Private Sector representative in the Senate Christopher De Allie says politicians should stop the blame game and deal with the fiasco between Grenada and Taiwan Export Import Bank (EXIM).
His comments come as politicians in the two major political parties in Grenada – the New National Party (NNP) and the National Democratic Congress (NDC) publicly seek to blame each other for the moves by Taiwan to collect on a 21-year old debt.
De Allie said it is not in the interest of the country to turn the issue into a political football.
“We can support by giving government whatever assistance they need whether by technical help or advice or whatever they may request from us as a private sector.”
“The concern I have is that they don’t play this political game while nothing is done strategically and quickly to alleviate the possible consequences.”
De Allie a past President of the Grenada Chamber of Industry and Commerce (GCIC) said “anyway the private sector can help on that matter – by sitting with them and probably use our resources and contacts within the region,” they are willing to do it.

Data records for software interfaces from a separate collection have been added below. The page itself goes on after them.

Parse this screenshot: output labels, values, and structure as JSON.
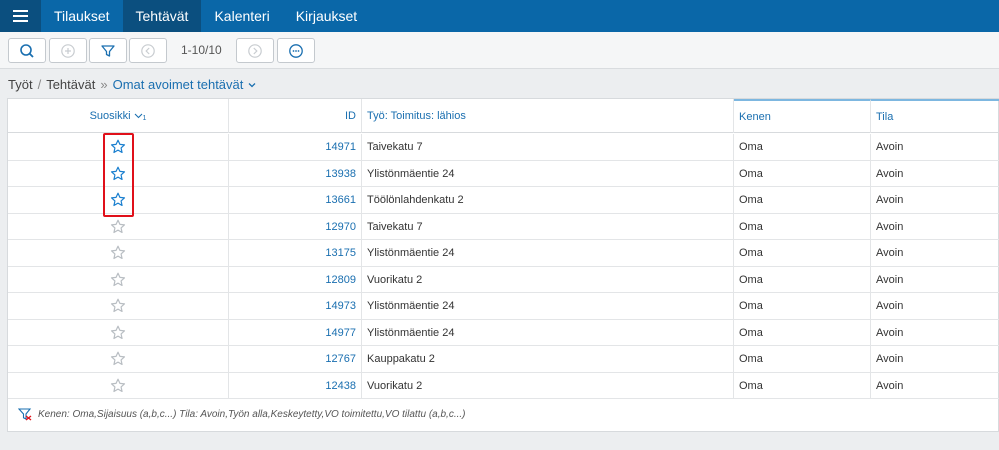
{
  "nav": {
    "tabs": [
      {
        "label": "Tilaukset"
      },
      {
        "label": "Tehtävät"
      },
      {
        "label": "Kalenteri"
      },
      {
        "label": "Kirjaukset"
      }
    ]
  },
  "toolbar": {
    "pager_text": "1-10/10"
  },
  "breadcrumb": {
    "root": "Työt",
    "sep1": "/",
    "level2": "Tehtävät",
    "sep2": "»",
    "current": "Omat avoimet tehtävät"
  },
  "grid": {
    "headers": {
      "favorite": "Suosikki",
      "sort_index": "1",
      "id": "ID",
      "work": "Työ: Toimitus: lähios",
      "owner": "Kenen",
      "status": "Tila"
    },
    "rows": [
      {
        "favorite": true,
        "id": "14971",
        "work": "Taivekatu 7",
        "owner": "Oma",
        "status": "Avoin"
      },
      {
        "favorite": true,
        "id": "13938",
        "work": "Ylistönmäentie 24",
        "owner": "Oma",
        "status": "Avoin"
      },
      {
        "favorite": true,
        "id": "13661",
        "work": "Töölönlahdenkatu 2",
        "owner": "Oma",
        "status": "Avoin"
      },
      {
        "favorite": false,
        "id": "12970",
        "work": "Taivekatu 7",
        "owner": "Oma",
        "status": "Avoin"
      },
      {
        "favorite": false,
        "id": "13175",
        "work": "Ylistönmäentie 24",
        "owner": "Oma",
        "status": "Avoin"
      },
      {
        "favorite": false,
        "id": "12809",
        "work": "Vuorikatu 2",
        "owner": "Oma",
        "status": "Avoin"
      },
      {
        "favorite": false,
        "id": "14973",
        "work": "Ylistönmäentie 24",
        "owner": "Oma",
        "status": "Avoin"
      },
      {
        "favorite": false,
        "id": "14977",
        "work": "Ylistönmäentie 24",
        "owner": "Oma",
        "status": "Avoin"
      },
      {
        "favorite": false,
        "id": "12767",
        "work": "Kauppakatu 2",
        "owner": "Oma",
        "status": "Avoin"
      },
      {
        "favorite": false,
        "id": "12438",
        "work": "Vuorikatu 2",
        "owner": "Oma",
        "status": "Avoin"
      }
    ],
    "filter_summary": "Kenen: Oma,Sijaisuus (a,b,c...) Tila: Avoin,Työn alla,Keskeytetty,VO toimitettu,VO tilattu (a,b,c...)"
  },
  "colors": {
    "nav_bg": "#0a67a8",
    "nav_active": "#0b4f7f",
    "link": "#1a6fb0",
    "star_active": "#1a7fcf",
    "star_inactive": "#b9bec3",
    "highlight": "#e0101a"
  }
}
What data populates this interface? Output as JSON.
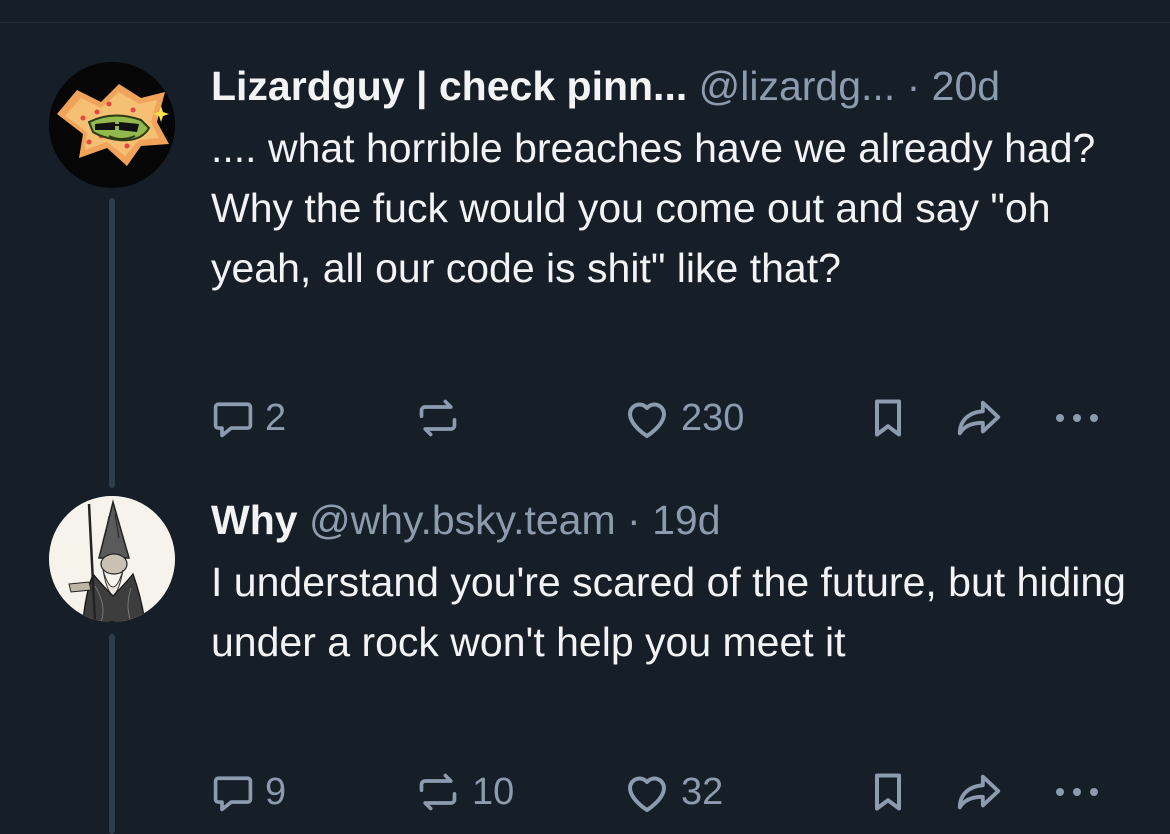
{
  "posts": [
    {
      "display_name": "Lizardguy | check pinn...",
      "handle": "@lizardg...",
      "time": "· 20d",
      "text": ".... what horrible breaches have we already had? Why the fuck would you come out and say \"oh yeah, all our code is shit\" like that?",
      "reply_count": "2",
      "repost_count": "",
      "like_count": "230"
    },
    {
      "display_name": "Why",
      "handle": "@why.bsky.team",
      "time": "· 19d",
      "text": "I understand you're scared of the future, but hiding under a rock won't help you meet it",
      "reply_count": "9",
      "repost_count": "10",
      "like_count": "32"
    }
  ],
  "colors": {
    "background": "#161e27",
    "text": "#f1f3f5",
    "muted": "#8c9bad",
    "thread_line": "#2e3c4b"
  },
  "icons": [
    "reply-icon",
    "repost-icon",
    "like-icon",
    "bookmark-icon",
    "share-icon",
    "more-icon"
  ]
}
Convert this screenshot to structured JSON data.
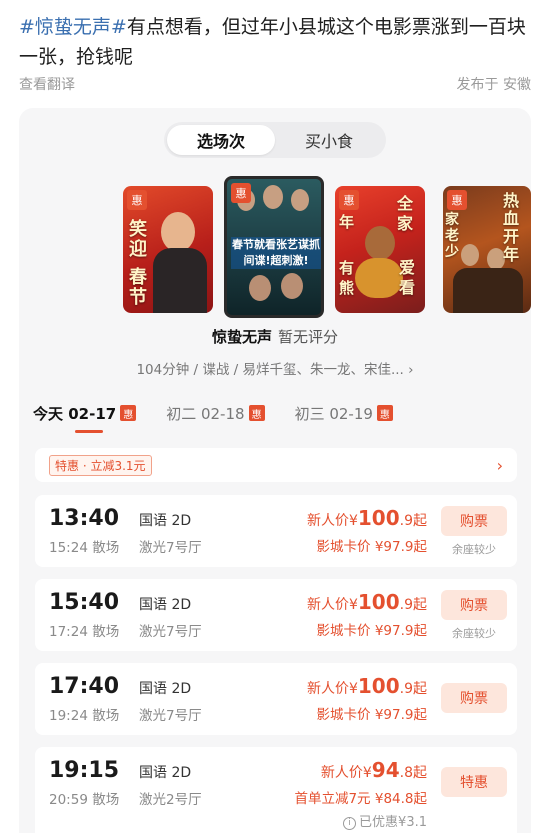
{
  "post": {
    "hashtag": "#惊蛰无声#",
    "text": "有点想看，但过年小县城这个电影票涨到一百块一张，抢钱呢",
    "translate_link": "查看翻译",
    "published": "发布于 安徽"
  },
  "app": {
    "tabs": [
      {
        "label": "选场次",
        "active": true
      },
      {
        "label": "买小食",
        "active": false
      }
    ],
    "posters": [
      {
        "badge": "惠",
        "text_a": "笑迎",
        "text_b": "春节"
      },
      {
        "badge": "惠",
        "caption": "春节就看张艺谋抓间谍!超刺激!"
      },
      {
        "badge": "惠",
        "text_a": "全家",
        "text_b": "爱看",
        "text_c": "年",
        "text_d": "有熊"
      },
      {
        "badge": "惠",
        "text_a": "热血开年",
        "text_b": "家老少"
      }
    ],
    "movie": {
      "name": "惊蛰无声",
      "score": "暂无评分",
      "info": "104分钟 / 谍战 / 易烊千玺、朱一龙、宋佳..."
    },
    "dates": [
      {
        "label": "今天 02-17",
        "badge": "惠",
        "active": true
      },
      {
        "label": "初二 02-18",
        "badge": "惠",
        "active": false
      },
      {
        "label": "初三 02-19",
        "badge": "惠",
        "active": false
      }
    ],
    "promo": {
      "label": "特惠 · 立减3.1元",
      "arrow": "›"
    },
    "showtimes": [
      {
        "start": "13:40",
        "end": "15:24 散场",
        "lang": "国语 2D",
        "hall": "激光7号厅",
        "price_label": "新人价¥",
        "price_big": "100",
        "price_small": ".9起",
        "price2": "影城卡价 ¥97.9起",
        "button": "购票",
        "seats": "余座较少"
      },
      {
        "start": "15:40",
        "end": "17:24 散场",
        "lang": "国语 2D",
        "hall": "激光7号厅",
        "price_label": "新人价¥",
        "price_big": "100",
        "price_small": ".9起",
        "price2": "影城卡价 ¥97.9起",
        "button": "购票",
        "seats": "余座较少"
      },
      {
        "start": "17:40",
        "end": "19:24 散场",
        "lang": "国语 2D",
        "hall": "激光7号厅",
        "price_label": "新人价¥",
        "price_big": "100",
        "price_small": ".9起",
        "price2": "影城卡价 ¥97.9起",
        "button": "购票",
        "seats": ""
      },
      {
        "start": "19:15",
        "end": "20:59 散场",
        "lang": "国语 2D",
        "hall": "激光2号厅",
        "price_label": "新人价¥",
        "price_big": "94",
        "price_small": ".8起",
        "price2": "首单立减7元 ¥84.8起",
        "button": "特惠",
        "seats": "",
        "discount": "已优惠¥3.1"
      }
    ]
  },
  "colors": {
    "accent": "#e4502f",
    "hashtag": "#3a6fb0",
    "button_bg": "#fde6dc"
  }
}
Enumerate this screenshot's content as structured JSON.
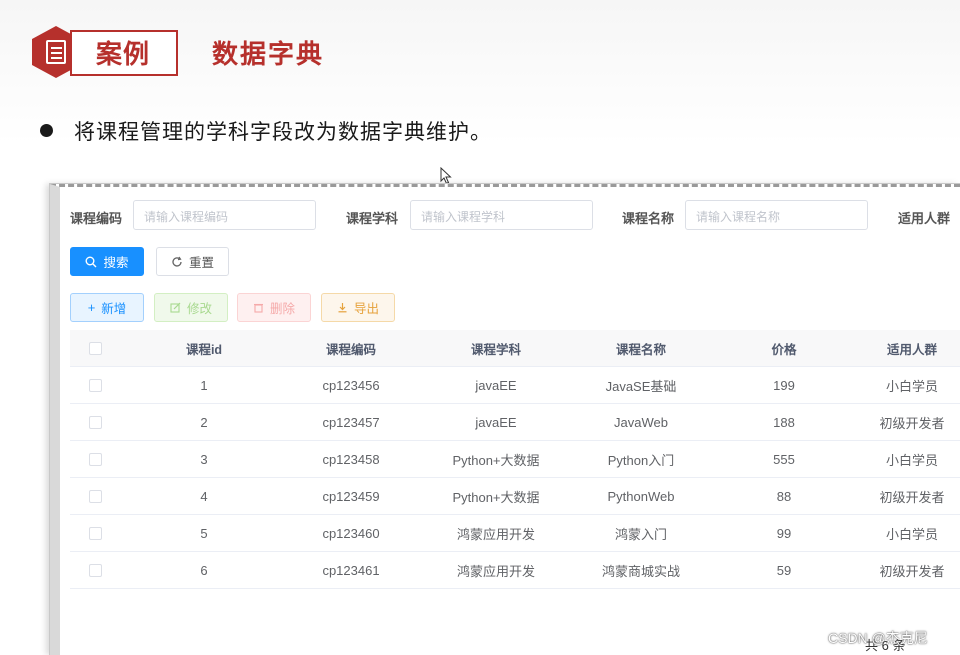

“It is a matter for the government to decide what strategy they want to adapt…and see how we can come together as a team and put the best defense possible…that could alleviate any other consequences.”
Former national bank manager, now Financial Consultant, Michael Archibald, speaking on the issue says it is both financial and diplomatic and must be handled with a certain degree of tact.
“If you do owe somebody you got to find some money to pay them.”
“You cannot simply sit back and say ‘well it’s the previous government,’ because regardless of who is in government it is Grenada,” Archibald said.
Archibald said however that Grenada cannot ignore the tension between its form diplomatic ally Taiwan and its new friend China, who considers Taiwan to be a renegade province and must be tactful in dealing with the matter.
“The government has to act on two fronts; one is the finance. But also on the diplomatic, but that creates a problem because of the relationship between China and Taiwan.
The Bank, in an attempt to collect some EC$76-million from Grenada, earlier this month issued Restraining and Seizure notices to companies and businesses deemed assets to Grenada including a number of airlines and cruise lines.
Princess Cruise Lines, which docked at Grenada’s shores as recently as Monday was ordered to pay to a bank in New York, operating on behalf of EXIM bank, its Port fees due to Grenada.
Cruise officials here anticipate that if other cruise lines are forced to do the same Grenada, through the Ports Authority, could lose up to EC$3.4million dollars, for the rest of this cruise season.
When the news broke in Grenada on the weekend of EXIM Bank’s moves against the island, the current NDC administration accused the former NNP administration of putting the country in the predicament.
They said the moves were a direct result of their decision in 2005 to abruptly sever diplomatic ties with Taiwan for mainland China, as six months after the ties were broken, Taiwan called in the loan.
But the NNP hit back, saying Taiwan’s aggression at this stage of the game was because of the new administrations foot-dragging on the proposal of a repayment plan.
Finance Minister Nazim Burke says that is not the case, adding that it was Taiwan who refused to discuss a repayment plan – opting instead to demand all that is owing to them. ©